Records supplied
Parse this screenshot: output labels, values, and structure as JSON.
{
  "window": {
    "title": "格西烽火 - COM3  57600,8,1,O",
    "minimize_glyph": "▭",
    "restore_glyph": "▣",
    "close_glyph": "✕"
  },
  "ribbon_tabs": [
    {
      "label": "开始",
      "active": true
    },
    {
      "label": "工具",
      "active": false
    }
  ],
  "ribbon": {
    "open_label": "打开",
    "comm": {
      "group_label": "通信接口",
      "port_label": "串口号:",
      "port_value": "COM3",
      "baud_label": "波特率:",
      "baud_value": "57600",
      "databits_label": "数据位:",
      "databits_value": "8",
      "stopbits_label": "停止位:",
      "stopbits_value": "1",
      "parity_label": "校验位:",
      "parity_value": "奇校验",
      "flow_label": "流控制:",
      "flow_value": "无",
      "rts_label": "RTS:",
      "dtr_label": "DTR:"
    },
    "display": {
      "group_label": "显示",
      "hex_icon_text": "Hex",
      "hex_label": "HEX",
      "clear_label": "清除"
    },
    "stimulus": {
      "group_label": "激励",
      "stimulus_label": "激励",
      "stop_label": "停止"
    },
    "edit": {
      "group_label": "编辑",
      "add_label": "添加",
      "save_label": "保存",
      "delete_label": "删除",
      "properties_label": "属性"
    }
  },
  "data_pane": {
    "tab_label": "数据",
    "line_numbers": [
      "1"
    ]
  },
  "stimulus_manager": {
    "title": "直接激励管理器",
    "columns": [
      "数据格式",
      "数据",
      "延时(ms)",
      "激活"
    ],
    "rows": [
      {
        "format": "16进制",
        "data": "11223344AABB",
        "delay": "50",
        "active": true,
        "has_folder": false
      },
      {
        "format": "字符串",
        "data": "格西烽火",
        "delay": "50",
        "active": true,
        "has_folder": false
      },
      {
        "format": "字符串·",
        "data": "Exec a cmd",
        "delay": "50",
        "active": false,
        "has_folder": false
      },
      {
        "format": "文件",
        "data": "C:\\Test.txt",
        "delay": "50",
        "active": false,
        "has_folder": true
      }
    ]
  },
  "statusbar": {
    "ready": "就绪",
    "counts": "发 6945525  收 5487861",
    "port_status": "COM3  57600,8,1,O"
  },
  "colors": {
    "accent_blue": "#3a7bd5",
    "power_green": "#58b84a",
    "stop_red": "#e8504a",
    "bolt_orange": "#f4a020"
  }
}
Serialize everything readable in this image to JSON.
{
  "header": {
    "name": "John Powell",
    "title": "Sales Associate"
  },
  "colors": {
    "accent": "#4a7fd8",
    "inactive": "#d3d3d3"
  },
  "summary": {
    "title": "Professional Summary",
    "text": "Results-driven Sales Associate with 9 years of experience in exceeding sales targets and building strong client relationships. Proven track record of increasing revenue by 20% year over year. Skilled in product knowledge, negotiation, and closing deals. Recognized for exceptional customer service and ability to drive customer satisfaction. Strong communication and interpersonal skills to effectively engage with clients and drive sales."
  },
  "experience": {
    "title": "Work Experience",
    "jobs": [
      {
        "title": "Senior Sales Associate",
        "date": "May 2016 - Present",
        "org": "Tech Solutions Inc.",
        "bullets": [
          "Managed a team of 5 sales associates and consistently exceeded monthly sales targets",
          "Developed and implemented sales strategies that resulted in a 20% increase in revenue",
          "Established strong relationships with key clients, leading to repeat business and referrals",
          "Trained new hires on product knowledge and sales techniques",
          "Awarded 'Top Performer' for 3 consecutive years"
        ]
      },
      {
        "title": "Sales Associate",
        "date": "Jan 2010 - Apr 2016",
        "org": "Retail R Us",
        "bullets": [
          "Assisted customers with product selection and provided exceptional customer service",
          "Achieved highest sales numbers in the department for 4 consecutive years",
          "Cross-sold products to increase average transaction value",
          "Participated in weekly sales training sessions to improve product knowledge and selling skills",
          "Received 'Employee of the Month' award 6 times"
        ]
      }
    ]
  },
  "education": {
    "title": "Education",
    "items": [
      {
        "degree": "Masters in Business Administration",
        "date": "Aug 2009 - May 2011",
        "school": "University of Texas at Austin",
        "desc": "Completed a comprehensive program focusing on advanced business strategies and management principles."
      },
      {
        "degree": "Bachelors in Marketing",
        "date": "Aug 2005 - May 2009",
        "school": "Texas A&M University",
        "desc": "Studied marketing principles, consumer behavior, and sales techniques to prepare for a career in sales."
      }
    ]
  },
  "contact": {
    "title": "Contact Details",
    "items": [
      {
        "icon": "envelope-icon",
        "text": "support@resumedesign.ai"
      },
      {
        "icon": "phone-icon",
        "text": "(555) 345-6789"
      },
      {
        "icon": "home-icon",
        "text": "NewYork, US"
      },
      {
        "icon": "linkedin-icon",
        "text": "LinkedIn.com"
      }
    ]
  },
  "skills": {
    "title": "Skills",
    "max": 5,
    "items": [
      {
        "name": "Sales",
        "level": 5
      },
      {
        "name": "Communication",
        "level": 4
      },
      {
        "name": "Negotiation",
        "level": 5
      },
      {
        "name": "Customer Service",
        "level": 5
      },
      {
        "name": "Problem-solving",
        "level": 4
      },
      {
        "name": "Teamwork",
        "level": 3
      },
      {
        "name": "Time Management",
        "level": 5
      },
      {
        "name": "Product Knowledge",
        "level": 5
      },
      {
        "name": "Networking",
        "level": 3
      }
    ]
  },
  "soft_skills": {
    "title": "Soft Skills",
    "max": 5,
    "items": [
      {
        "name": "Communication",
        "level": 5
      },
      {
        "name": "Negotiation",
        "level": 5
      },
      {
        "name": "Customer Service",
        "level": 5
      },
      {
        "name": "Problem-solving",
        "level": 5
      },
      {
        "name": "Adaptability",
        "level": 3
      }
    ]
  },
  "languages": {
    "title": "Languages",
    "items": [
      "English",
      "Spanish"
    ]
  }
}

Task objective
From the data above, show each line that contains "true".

Expected output
      "active": true
        "active": true,
        "active": true,
        "has_folder": true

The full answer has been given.